+++ Source material

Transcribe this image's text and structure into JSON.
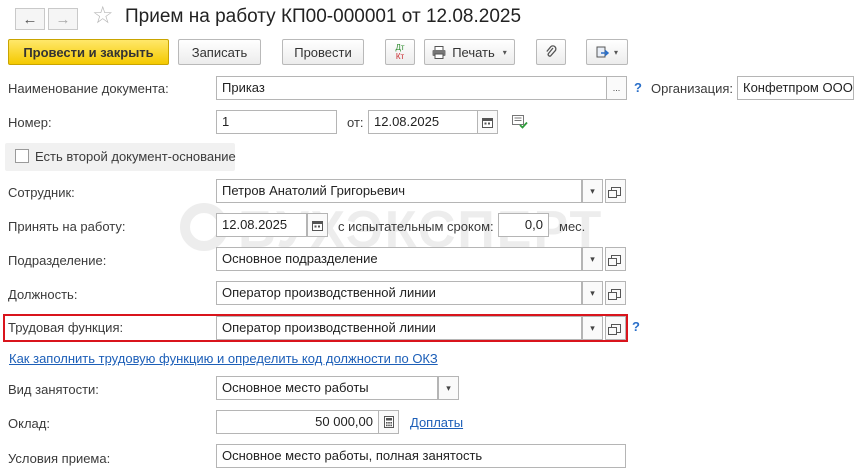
{
  "window": {
    "title": "Прием на работу КП00-000001 от 12.08.2025",
    "back_icon": "←",
    "forward_icon": "→",
    "star_icon": "☆"
  },
  "toolbar": {
    "post_close_label": "Провести и закрыть",
    "save_label": "Записать",
    "post_label": "Провести",
    "dtkt_top": "Дт",
    "dtkt_bottom": "Кт",
    "print_label": "Печать",
    "dropdown_arrow": "▾",
    "attach_icon": "📎"
  },
  "form": {
    "doc_name": {
      "label": "Наименование документа:",
      "value": "Приказ",
      "button": "..."
    },
    "organization": {
      "label": "Организация:",
      "value": "Конфетпром ООО",
      "help": "?"
    },
    "number": {
      "label": "Номер:",
      "value": "1"
    },
    "date": {
      "label": "от:",
      "value": "12.08.2025"
    },
    "second_doc": {
      "label": "Есть второй документ-основание",
      "checked": false
    },
    "employee": {
      "label": "Сотрудник:",
      "value": "Петров Анатолий Григорьевич"
    },
    "hire_date": {
      "label": "Принять на работу:",
      "value": "12.08.2025"
    },
    "probation": {
      "label": "с испытательным сроком:",
      "value": "0,0",
      "unit": "мес."
    },
    "department": {
      "label": "Подразделение:",
      "value": "Основное подразделение"
    },
    "position": {
      "label": "Должность:",
      "value": "Оператор производственной линии"
    },
    "labor_function": {
      "label": "Трудовая функция:",
      "value": "Оператор производственной линии",
      "help": "?"
    },
    "okz_link": "Как заполнить трудовую функцию и определить код должности по ОКЗ",
    "employment_type": {
      "label": "Вид занятости:",
      "value": "Основное место работы"
    },
    "salary": {
      "label": "Оклад:",
      "value": "50 000,00",
      "link": "Доплаты"
    },
    "conditions": {
      "label": "Условия приема:",
      "value": "Основное место работы, полная занятость"
    }
  },
  "icons": {
    "dropdown": "▾",
    "calendar": "▦",
    "calculator": "▦"
  },
  "watermark": "БУХЭКСПЕРТ",
  "colors": {
    "primary_button": "#f4c900",
    "highlight_border": "#d9141c",
    "link": "#1d5fb8"
  }
}
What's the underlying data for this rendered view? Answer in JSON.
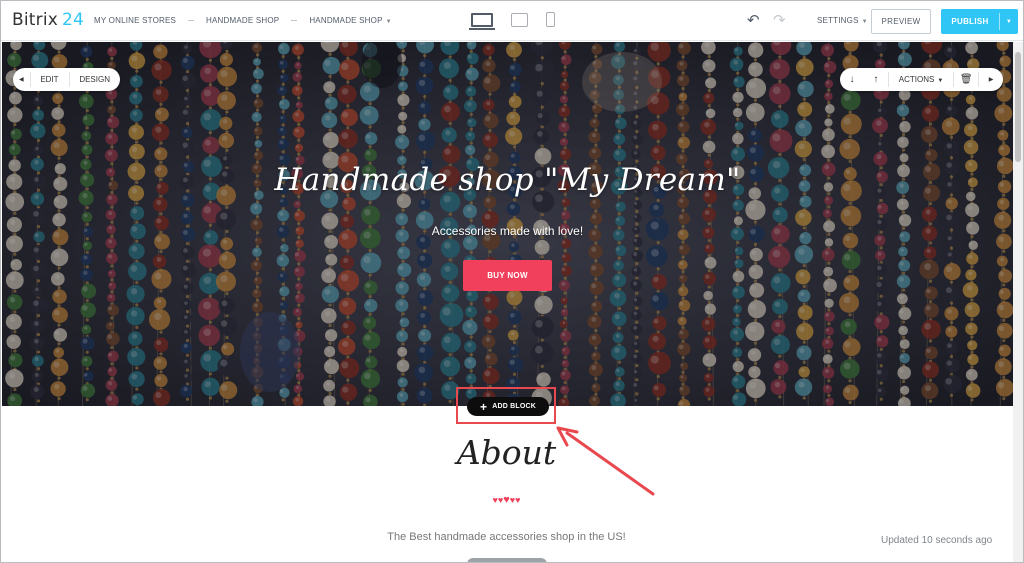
{
  "topbar": {
    "logo_name": "Bitrix",
    "logo_num": "24",
    "breadcrumbs": [
      "MY ONLINE STORES",
      "HANDMADE SHOP",
      "HANDMADE SHOP"
    ],
    "settings_label": "SETTINGS",
    "preview_label": "PREVIEW",
    "publish_label": "PUBLISH"
  },
  "hero": {
    "title": "Handmade shop \"My Dream\"",
    "subtitle": "Accessories made with love!",
    "button_label": "BUY NOW",
    "edit_label": "EDIT",
    "design_label": "DESIGN",
    "actions_label": "ACTIONS"
  },
  "add_block_label": "ADD BLOCK",
  "about": {
    "title": "About",
    "text": "The Best handmade accessories shop in the US!",
    "updated": "Updated 10 seconds ago"
  },
  "colors": {
    "accent": "#2fc6f6",
    "button": "#f0405b",
    "highlight": "#e8494f"
  }
}
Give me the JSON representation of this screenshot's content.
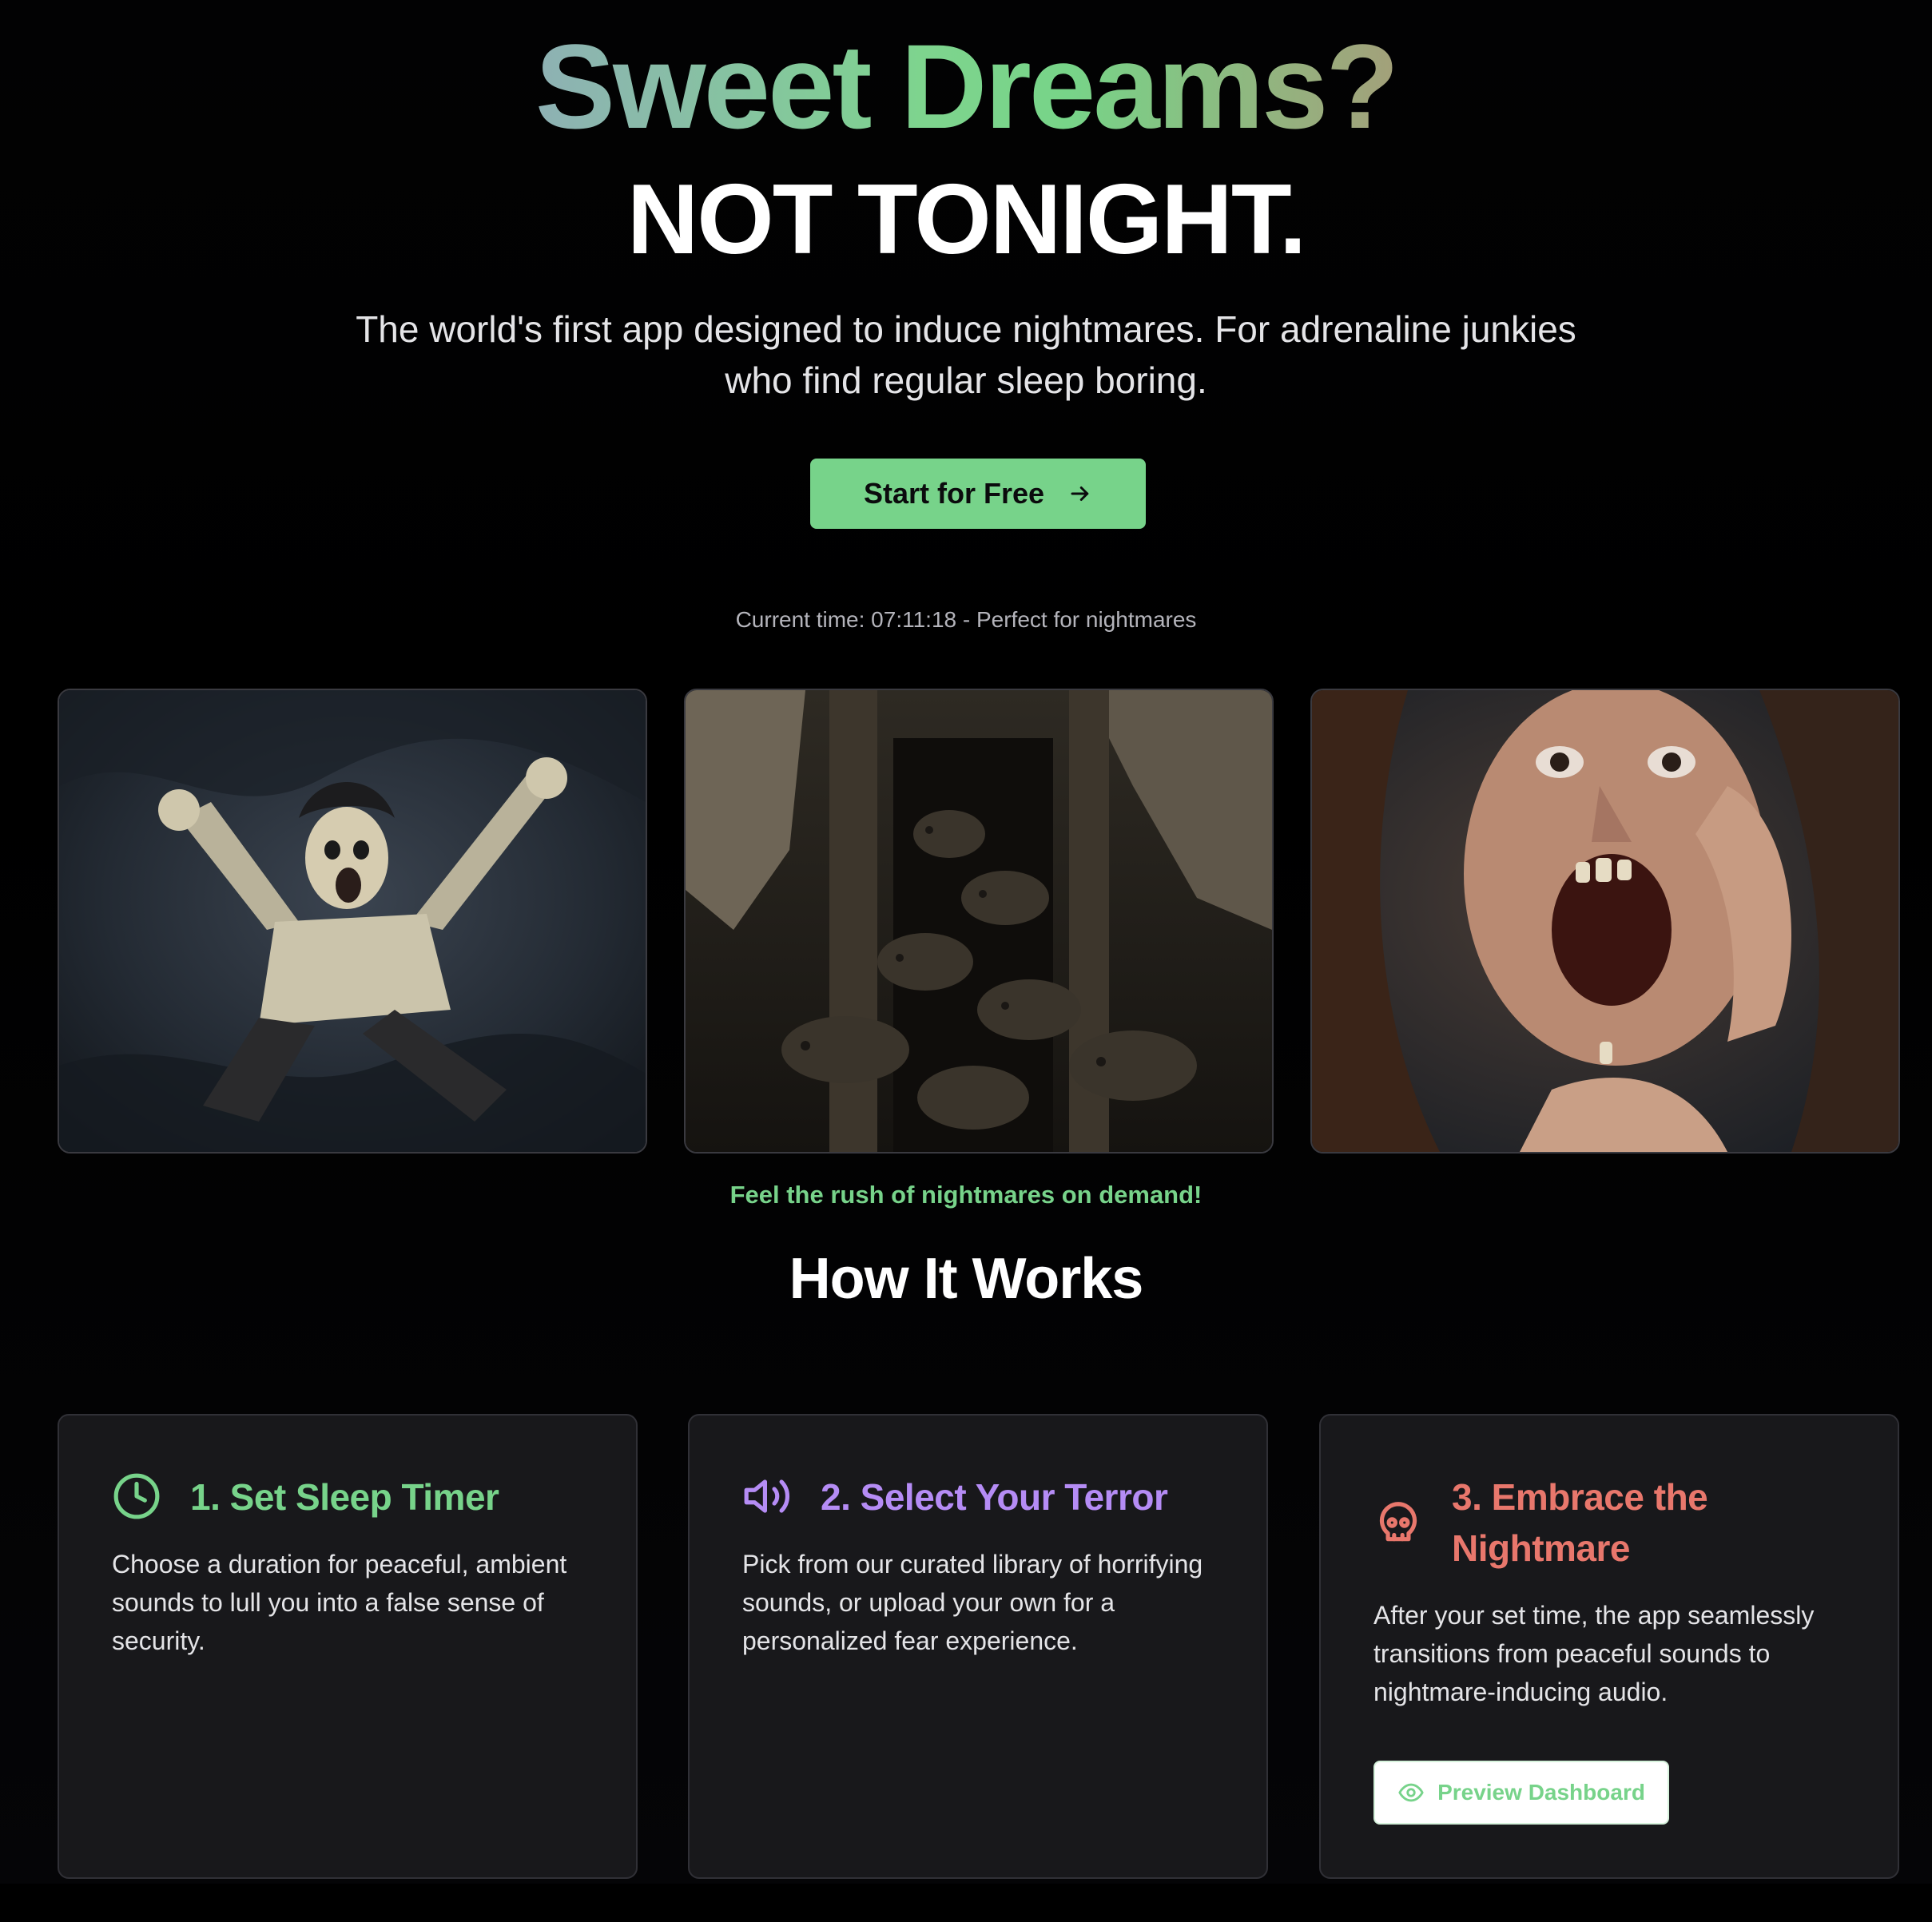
{
  "hero": {
    "title": "Sweet Dreams?",
    "subtitle": "NOT TONIGHT.",
    "description_line1": "The world's first app designed to induce nightmares. For adrenaline junkies",
    "description_line2": "who find regular sleep boring.",
    "cta_label": "Start for Free",
    "cta_icon": "arrow-right-icon"
  },
  "clock": {
    "text": "Current time: 07:11:18 - Perfect for nightmares"
  },
  "gallery": {
    "images": [
      {
        "name": "falling-man-image"
      },
      {
        "name": "rats-in-wall-image"
      },
      {
        "name": "teeth-falling-out-image"
      }
    ],
    "tagline": "Feel the rush of nightmares on demand!"
  },
  "how_it_works": {
    "title": "How It Works",
    "steps": [
      {
        "icon": "clock-icon",
        "title": "1. Set Sleep Timer",
        "description": "Choose a duration for peaceful, ambient sounds to lull you into a false sense of security.",
        "color": "#77d38a"
      },
      {
        "icon": "volume-icon",
        "title": "2. Select Your Terror",
        "description": "Pick from our curated library of horrifying sounds, or upload your own for a personalized fear experience.",
        "color": "#b58cf5"
      },
      {
        "icon": "skull-icon",
        "title": "3. Embrace the Nightmare",
        "description": "After your set time, the app seamlessly transitions from peaceful sounds to nightmare-inducing audio.",
        "color": "#e8776c"
      }
    ],
    "preview_button": {
      "label": "Preview Dashboard",
      "icon": "eye-icon"
    }
  },
  "colors": {
    "accent_green": "#77d38a",
    "accent_purple": "#b58cf5",
    "accent_red": "#e8776c",
    "background": "#000000",
    "card": "#18181b"
  }
}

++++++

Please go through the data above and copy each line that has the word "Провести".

▶ [Answer for the task]:
    "post_close_label": "Провести и закрыть",
    "post_label": "Провести",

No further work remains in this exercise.